Open any newspaper or magazine, and you’ll find critics portraying higher education as allergic to innovation. Faculty members, the thinking goes, fall back on sleepy, lecture-based instruction, to the detriment of their students. Despite decades of research on what types of instruction lead to enhanced learning, few alternative models have made their way into college classrooms.
These criticisms, however, overstate the case. In recent years, colleges and universities have become hotbeds of learning innovation. Pilot innovations, including active learning redesigns, iPad initiatives, entrepreneurship incubators, and more have rolled out across North America.
At the same time, it’s true that innovations remain exceptional on most campus. Academic leaders only see a minority of their instructors adopt non-traditional pedagogies.
What slows down the spread of innovative teaching?
Large courses that enroll the most students are hard to change
Faculty members are often happy to test out a new instructional technique—but only in their small, upper-division courses where students are already well prepared. Large gateway courses lend themselves less easily to high-impact pedagogies, such as active learning. And if an instructional experiment in one of these classes goes awry, everyone knows about it. Most faculty members opt to avoid that workload and that risk.
Junior faculty put themselves at risk by pursuing learning innovations
Early-career faculty members are often the most innovative in the classroom. But the reward structure built into academic careers dampens their enthusiasm for instructional experiments. Tenure-track faculty members who dedicate precious research time to learning innovations often encounter difficulties when they come up for promotion. Even at teaching-focused institutions, failed instructional experiments early in a faculty member’s career can derail future progress. It’s much safer to stick to a traditional approach.
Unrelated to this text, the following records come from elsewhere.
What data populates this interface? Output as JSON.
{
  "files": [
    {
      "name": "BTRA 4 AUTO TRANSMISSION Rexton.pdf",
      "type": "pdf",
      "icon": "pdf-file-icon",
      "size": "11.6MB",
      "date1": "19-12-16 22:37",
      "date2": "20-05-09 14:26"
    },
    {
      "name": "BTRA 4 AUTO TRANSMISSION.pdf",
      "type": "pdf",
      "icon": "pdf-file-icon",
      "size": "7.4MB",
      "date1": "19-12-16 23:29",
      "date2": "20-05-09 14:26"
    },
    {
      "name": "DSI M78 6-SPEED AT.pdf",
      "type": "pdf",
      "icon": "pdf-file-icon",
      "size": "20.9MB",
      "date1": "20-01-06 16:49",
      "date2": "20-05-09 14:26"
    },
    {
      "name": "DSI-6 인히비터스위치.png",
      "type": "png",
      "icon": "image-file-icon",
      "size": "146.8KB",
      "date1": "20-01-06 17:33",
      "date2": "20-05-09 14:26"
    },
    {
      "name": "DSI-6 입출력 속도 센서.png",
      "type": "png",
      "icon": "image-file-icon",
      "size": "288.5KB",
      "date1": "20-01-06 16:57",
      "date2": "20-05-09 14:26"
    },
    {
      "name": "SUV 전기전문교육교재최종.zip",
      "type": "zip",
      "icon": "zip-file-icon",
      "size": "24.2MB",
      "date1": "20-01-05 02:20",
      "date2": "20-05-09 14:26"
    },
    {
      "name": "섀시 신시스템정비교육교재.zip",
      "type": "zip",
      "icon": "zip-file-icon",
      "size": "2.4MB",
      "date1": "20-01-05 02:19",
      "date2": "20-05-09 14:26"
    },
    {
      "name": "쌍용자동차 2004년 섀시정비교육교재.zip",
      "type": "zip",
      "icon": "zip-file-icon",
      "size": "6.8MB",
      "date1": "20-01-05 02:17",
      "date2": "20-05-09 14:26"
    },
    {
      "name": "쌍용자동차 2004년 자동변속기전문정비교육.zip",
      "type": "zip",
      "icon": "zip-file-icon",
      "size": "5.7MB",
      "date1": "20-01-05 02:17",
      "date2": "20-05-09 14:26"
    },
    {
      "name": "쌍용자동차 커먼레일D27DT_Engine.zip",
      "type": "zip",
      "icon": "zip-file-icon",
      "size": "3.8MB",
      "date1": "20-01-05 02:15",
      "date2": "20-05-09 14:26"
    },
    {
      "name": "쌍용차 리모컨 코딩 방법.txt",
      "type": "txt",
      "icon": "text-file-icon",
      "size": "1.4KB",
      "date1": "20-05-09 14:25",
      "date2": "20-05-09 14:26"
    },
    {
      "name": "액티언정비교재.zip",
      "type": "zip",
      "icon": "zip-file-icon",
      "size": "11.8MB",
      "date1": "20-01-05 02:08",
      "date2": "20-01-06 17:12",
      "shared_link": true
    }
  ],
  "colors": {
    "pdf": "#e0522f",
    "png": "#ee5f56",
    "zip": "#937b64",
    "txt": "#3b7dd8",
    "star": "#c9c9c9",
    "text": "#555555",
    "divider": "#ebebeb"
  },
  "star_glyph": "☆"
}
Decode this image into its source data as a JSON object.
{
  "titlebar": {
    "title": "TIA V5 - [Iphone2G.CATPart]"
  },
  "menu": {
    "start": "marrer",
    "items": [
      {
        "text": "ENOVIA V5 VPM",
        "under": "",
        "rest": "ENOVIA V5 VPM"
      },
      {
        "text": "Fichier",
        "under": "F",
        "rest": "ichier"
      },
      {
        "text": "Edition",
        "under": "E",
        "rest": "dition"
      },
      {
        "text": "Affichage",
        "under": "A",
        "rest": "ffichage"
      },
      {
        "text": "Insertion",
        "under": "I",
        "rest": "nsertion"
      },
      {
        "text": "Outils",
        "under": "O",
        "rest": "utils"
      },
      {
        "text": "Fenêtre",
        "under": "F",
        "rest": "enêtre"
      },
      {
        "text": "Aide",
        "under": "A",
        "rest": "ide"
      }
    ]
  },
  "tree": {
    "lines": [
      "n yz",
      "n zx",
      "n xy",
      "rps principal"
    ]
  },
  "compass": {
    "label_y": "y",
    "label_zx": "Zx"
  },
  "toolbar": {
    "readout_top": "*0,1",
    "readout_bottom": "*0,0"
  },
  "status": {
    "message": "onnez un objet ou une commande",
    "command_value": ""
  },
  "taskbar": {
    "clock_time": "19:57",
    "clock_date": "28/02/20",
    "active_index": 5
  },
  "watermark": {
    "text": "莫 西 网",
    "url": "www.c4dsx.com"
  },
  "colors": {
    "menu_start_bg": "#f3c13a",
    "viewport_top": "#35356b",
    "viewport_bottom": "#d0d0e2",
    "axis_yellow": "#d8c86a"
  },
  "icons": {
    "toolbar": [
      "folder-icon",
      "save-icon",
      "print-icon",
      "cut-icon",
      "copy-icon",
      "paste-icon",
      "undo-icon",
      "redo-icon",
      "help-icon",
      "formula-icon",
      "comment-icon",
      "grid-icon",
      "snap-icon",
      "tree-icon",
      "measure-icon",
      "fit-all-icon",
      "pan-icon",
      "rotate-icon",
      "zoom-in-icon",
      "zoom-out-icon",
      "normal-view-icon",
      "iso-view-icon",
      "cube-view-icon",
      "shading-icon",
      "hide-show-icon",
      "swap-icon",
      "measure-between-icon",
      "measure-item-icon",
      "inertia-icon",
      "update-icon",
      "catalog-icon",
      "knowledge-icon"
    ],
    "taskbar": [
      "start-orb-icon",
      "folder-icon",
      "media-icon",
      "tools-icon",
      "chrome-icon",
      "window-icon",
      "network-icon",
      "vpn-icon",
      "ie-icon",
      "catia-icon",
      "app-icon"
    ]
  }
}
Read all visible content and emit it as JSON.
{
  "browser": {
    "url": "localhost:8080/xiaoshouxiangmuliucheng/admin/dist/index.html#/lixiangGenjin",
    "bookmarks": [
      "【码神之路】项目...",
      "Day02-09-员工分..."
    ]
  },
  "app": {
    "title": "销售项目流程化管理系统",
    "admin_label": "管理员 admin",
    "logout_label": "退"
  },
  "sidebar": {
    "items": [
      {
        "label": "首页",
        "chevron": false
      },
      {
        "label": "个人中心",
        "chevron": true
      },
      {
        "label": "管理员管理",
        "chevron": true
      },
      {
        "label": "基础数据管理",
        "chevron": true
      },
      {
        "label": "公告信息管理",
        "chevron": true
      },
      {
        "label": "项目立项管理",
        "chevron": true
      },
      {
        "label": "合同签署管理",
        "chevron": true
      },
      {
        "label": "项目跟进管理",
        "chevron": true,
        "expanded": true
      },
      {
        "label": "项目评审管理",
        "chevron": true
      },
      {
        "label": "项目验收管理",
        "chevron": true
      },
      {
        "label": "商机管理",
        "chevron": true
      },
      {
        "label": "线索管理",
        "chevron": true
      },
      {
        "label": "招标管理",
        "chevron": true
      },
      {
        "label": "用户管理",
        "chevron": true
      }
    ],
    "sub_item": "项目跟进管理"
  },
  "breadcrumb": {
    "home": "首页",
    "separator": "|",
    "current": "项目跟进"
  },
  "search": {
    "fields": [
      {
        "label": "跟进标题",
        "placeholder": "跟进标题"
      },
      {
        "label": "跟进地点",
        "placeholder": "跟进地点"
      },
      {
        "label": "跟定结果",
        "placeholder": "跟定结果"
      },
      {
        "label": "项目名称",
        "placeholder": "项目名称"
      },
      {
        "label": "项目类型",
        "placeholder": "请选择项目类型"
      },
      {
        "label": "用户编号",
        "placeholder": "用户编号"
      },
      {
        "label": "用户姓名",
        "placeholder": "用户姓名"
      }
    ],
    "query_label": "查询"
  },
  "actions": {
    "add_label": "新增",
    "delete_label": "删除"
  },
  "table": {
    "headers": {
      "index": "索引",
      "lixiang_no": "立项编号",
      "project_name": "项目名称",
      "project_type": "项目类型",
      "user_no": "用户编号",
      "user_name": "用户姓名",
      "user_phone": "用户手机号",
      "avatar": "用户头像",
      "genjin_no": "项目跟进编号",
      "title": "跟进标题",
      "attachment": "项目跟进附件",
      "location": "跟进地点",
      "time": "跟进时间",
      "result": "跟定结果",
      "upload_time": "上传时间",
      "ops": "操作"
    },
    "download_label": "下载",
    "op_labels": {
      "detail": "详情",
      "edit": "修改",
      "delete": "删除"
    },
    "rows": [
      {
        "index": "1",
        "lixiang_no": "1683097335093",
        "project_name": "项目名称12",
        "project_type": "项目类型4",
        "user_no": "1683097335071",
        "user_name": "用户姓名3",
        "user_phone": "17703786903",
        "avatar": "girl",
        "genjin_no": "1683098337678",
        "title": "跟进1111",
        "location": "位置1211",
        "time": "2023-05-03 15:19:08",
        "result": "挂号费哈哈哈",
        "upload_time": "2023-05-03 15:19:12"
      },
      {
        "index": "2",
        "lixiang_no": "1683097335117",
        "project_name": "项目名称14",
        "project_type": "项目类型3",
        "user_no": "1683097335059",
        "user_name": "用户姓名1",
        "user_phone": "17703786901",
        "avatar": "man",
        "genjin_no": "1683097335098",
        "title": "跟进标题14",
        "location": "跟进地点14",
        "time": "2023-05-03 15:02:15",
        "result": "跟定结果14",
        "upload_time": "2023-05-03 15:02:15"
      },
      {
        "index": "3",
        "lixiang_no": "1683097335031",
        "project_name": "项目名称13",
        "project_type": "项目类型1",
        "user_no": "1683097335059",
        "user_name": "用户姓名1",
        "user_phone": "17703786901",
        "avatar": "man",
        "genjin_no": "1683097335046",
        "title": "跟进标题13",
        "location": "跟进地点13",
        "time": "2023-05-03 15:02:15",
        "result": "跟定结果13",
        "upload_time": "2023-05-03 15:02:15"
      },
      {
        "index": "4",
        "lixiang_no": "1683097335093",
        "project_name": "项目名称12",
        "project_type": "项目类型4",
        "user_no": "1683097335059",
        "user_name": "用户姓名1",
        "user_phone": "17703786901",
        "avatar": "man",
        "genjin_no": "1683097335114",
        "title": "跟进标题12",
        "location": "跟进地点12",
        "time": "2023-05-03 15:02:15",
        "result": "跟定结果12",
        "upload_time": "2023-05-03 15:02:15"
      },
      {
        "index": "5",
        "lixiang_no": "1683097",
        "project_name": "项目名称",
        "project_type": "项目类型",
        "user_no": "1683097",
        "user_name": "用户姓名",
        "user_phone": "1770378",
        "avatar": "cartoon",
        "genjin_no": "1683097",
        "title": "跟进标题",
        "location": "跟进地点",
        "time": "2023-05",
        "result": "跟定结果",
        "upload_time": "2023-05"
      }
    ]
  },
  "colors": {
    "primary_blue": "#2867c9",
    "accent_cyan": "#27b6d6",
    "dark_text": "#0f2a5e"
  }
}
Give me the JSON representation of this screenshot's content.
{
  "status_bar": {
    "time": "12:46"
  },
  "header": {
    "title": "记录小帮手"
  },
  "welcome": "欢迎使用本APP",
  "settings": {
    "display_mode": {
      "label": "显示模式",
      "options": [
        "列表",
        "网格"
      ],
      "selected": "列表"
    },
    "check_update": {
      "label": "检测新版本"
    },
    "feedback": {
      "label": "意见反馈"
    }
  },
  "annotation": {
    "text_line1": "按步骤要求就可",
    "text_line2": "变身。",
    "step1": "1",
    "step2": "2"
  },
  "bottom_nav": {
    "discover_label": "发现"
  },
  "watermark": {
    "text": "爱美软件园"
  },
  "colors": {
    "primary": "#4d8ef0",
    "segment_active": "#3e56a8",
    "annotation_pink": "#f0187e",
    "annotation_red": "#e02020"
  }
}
Only 5% of faculty say they would be adequately rewarded for learning innovations; 12% say they have the time and resources to develop learning innovations; 8% say their institutions’ leaders are effective in supporting changes in instruction.
Over-reliance on student evaluations skews outcomes
More insights on learning innovation
Even when faculty members ignore the risks of innovation and attempt something novel, student evaluations may undercut their efforts. At many institutions, student evaluation scores are the only testament to a learning innovation’s success or failure. When a new pedagogical technique intensifies what students assumed to be a low-effort course, they may air their grievances in end-of-course evaluations.
While these responses soften over time as student expectations shift, the initial semester’s outcomes can look bleak. Negative evaluations discourage innovative faculty or, worse, empower departmental naysayers to terminate an experiment.
Instructional design support on campus is underutilized
Academic leaders try to support learning innovations through centers for teaching and learning, instructional IT units, and instructional seed funding programs. Yet few faculty members access these resources. In some cases, instructors are unsatisfied with these units’ services. In others, there aren’t enough resources to support every faculty member who wants to test a learning innovation.